Monica Rao’s proposed solution for managing stormwater runoff using constructed wetlands at Bucklin Point.
“We really had the freedom to be creative,” says Rao, who is now pursuing a master’s degree at URI in environmental science and management while working for the Coastal Resources Center. “The other students had some amazing ideas. One created seven lanes of plants, each one telling a story. Another created islands on the water. We all came up with creative designs and solutions that wouldn’t degrade the landscape.”
Although the recommendations made by the students aren’t intended to be directly implemented by the stakeholders, they often lead to additional discussions and outside-the-box thinking that enable communities to see more clearly the options before them and spur them to take necessary action.

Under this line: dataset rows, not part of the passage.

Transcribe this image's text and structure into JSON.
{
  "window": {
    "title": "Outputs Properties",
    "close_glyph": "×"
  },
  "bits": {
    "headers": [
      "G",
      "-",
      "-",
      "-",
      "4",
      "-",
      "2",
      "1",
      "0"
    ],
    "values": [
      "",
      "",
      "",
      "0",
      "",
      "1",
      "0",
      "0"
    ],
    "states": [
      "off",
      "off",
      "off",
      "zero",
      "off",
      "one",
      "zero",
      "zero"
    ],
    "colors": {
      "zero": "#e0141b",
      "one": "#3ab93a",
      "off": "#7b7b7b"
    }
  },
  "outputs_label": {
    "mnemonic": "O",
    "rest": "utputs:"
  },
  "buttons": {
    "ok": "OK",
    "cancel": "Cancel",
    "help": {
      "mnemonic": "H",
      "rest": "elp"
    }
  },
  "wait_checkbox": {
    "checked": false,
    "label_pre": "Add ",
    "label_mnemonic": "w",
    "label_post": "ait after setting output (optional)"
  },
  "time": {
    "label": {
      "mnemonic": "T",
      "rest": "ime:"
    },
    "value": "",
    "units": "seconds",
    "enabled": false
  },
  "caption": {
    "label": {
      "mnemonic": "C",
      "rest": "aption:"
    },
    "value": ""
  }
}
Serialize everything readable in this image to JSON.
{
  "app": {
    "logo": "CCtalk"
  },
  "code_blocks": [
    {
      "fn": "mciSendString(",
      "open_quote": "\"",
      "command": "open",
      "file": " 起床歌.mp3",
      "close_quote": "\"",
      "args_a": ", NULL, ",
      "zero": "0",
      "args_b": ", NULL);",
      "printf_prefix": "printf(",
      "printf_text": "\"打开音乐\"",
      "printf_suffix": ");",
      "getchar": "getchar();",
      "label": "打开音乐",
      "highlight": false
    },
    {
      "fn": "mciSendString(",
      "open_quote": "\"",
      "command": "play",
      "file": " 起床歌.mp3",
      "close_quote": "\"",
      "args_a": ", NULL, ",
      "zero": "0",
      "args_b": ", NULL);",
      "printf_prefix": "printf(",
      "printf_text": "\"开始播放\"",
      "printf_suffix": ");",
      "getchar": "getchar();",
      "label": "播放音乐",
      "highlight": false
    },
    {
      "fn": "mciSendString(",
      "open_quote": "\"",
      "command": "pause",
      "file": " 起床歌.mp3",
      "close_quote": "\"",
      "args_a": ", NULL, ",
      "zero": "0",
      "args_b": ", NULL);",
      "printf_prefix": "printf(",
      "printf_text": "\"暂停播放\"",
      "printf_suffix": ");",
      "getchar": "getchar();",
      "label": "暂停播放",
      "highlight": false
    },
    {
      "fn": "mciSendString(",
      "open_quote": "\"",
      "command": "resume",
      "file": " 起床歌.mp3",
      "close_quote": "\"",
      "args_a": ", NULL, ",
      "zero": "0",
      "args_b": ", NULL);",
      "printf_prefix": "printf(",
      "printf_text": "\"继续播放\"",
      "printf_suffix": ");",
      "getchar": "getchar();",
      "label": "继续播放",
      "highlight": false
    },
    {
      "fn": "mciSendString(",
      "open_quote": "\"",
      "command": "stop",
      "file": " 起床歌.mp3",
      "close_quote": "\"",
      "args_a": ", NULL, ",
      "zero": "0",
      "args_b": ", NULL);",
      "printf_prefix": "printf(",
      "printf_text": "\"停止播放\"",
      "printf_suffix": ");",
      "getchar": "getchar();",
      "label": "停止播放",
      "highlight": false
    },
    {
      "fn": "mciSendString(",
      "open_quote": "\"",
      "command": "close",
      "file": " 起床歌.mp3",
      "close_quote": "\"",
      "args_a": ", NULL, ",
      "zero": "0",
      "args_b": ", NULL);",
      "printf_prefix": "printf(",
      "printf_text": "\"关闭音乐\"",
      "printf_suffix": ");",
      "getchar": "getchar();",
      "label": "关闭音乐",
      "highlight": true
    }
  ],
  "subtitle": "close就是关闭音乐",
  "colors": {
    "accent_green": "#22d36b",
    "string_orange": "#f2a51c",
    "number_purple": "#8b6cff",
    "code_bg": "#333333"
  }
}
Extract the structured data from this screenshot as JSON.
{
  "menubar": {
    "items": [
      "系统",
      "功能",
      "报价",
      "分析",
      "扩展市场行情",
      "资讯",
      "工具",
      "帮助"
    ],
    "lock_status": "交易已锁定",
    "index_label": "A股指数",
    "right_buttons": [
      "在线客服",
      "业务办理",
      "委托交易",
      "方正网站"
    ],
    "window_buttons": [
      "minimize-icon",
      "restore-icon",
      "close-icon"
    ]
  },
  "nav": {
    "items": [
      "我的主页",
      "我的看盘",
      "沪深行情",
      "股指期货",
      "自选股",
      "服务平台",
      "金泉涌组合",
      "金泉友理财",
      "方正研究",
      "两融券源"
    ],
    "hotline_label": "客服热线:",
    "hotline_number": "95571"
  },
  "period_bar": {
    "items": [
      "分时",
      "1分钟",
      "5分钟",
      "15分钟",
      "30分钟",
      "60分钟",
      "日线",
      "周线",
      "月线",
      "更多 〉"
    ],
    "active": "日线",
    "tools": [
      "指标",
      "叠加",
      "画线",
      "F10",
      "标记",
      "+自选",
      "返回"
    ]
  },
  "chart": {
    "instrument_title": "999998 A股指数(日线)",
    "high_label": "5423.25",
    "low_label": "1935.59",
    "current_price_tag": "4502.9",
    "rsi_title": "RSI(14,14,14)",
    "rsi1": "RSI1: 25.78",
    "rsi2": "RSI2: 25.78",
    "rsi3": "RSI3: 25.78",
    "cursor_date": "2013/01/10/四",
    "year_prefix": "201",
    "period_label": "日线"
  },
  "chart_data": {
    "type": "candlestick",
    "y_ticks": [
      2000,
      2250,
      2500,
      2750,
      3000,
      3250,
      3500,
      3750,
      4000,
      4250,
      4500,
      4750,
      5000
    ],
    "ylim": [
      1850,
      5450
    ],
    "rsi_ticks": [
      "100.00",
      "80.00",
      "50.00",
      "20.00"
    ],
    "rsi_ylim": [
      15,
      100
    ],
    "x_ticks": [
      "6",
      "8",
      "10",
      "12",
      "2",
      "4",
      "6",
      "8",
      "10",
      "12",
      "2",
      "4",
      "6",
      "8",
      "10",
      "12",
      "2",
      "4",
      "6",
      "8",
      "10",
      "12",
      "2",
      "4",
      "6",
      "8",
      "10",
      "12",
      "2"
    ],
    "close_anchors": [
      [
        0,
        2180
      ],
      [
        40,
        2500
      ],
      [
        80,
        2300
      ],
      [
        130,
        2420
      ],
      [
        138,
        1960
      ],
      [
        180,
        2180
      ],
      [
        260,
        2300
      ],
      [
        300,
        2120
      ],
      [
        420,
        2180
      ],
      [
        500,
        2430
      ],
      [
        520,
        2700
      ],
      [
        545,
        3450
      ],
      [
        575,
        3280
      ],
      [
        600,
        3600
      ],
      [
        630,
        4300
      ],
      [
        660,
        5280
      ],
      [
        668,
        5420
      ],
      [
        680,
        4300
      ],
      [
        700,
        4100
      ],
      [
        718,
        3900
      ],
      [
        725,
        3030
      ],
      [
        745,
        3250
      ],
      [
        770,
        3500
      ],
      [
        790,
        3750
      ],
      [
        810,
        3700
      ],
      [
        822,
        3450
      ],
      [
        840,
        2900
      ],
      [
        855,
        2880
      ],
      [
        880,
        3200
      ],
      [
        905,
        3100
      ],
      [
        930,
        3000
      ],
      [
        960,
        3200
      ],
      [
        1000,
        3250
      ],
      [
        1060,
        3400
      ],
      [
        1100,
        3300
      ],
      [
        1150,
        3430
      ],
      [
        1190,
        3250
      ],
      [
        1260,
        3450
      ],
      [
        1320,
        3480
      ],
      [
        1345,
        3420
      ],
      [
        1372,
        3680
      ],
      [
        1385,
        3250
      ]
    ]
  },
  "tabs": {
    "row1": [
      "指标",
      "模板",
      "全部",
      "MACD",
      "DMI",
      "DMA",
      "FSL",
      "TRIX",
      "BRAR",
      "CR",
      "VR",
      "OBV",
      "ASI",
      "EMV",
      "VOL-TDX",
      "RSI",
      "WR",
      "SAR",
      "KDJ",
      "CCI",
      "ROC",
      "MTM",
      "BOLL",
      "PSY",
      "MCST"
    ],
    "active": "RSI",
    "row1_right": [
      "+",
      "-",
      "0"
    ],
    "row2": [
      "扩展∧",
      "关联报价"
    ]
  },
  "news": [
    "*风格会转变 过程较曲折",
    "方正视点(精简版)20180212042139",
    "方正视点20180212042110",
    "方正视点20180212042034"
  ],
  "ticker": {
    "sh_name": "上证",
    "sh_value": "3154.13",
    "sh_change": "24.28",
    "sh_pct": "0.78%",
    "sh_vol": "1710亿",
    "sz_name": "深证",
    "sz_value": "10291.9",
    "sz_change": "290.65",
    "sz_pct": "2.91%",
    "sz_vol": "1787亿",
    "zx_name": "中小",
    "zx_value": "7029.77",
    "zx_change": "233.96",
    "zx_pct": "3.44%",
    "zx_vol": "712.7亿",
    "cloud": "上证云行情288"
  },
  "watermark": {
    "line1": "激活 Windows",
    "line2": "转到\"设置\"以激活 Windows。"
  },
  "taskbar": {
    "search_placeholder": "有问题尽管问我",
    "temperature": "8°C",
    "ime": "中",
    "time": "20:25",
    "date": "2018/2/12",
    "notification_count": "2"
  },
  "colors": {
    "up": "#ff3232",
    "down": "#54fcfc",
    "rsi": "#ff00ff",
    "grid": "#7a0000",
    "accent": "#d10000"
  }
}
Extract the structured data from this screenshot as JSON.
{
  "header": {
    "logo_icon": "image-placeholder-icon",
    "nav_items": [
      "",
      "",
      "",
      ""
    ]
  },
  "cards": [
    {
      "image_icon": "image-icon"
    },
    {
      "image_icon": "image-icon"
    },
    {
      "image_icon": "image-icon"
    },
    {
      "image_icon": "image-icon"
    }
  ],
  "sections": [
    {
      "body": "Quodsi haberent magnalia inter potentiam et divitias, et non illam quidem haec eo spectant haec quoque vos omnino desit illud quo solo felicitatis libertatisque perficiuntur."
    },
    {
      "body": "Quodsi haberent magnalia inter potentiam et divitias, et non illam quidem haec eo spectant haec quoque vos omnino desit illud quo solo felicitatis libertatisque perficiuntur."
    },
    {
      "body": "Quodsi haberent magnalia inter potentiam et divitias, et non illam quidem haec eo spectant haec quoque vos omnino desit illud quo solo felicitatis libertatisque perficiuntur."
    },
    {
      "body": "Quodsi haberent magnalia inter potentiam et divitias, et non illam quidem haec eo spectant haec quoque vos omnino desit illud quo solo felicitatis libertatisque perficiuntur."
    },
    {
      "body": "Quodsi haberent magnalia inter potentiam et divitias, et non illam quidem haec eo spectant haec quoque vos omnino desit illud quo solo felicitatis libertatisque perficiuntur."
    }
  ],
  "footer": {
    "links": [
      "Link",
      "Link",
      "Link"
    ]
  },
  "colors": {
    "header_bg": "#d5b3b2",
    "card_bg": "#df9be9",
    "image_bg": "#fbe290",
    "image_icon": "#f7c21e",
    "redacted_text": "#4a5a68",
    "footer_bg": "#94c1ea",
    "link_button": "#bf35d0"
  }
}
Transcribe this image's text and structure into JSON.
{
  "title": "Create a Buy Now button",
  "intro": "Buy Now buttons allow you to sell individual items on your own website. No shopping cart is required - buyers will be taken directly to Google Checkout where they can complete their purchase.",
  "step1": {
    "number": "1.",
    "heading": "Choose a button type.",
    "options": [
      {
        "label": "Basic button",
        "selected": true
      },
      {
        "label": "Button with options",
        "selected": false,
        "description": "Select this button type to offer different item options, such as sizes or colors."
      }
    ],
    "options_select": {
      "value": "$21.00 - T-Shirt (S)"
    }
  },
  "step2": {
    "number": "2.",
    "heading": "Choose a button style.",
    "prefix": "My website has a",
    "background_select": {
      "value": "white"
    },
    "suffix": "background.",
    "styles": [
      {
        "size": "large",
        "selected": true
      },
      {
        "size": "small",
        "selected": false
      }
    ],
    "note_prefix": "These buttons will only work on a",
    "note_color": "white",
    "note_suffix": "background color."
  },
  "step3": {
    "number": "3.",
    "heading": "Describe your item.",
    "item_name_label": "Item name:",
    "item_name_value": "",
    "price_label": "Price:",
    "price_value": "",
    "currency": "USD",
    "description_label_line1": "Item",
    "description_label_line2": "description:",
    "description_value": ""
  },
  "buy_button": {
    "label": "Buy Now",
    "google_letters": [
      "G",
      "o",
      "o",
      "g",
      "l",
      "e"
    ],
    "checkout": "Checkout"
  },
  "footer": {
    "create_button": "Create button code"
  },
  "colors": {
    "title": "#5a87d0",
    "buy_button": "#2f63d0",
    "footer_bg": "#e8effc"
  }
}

Jocelyn Lahey, the executive director of the Watch Hill Conservancy, was impressed with the diversity of innovative solutions the students proposed for the Watch Hill district. The environmental economics students, she says, made it clear that taking no action was completely impractical if the village expected to persist. And the engineers and landscape architects helped the stakeholders envision the future of the area.
“It was a great experience working with and hearing from the students,” Lahey says. “We may not take any individual student’s idea and implement it, but what the students did was provide us with such a variety of possibilities that we hadn’t considered that we will absolutely reflect on in the coming months.”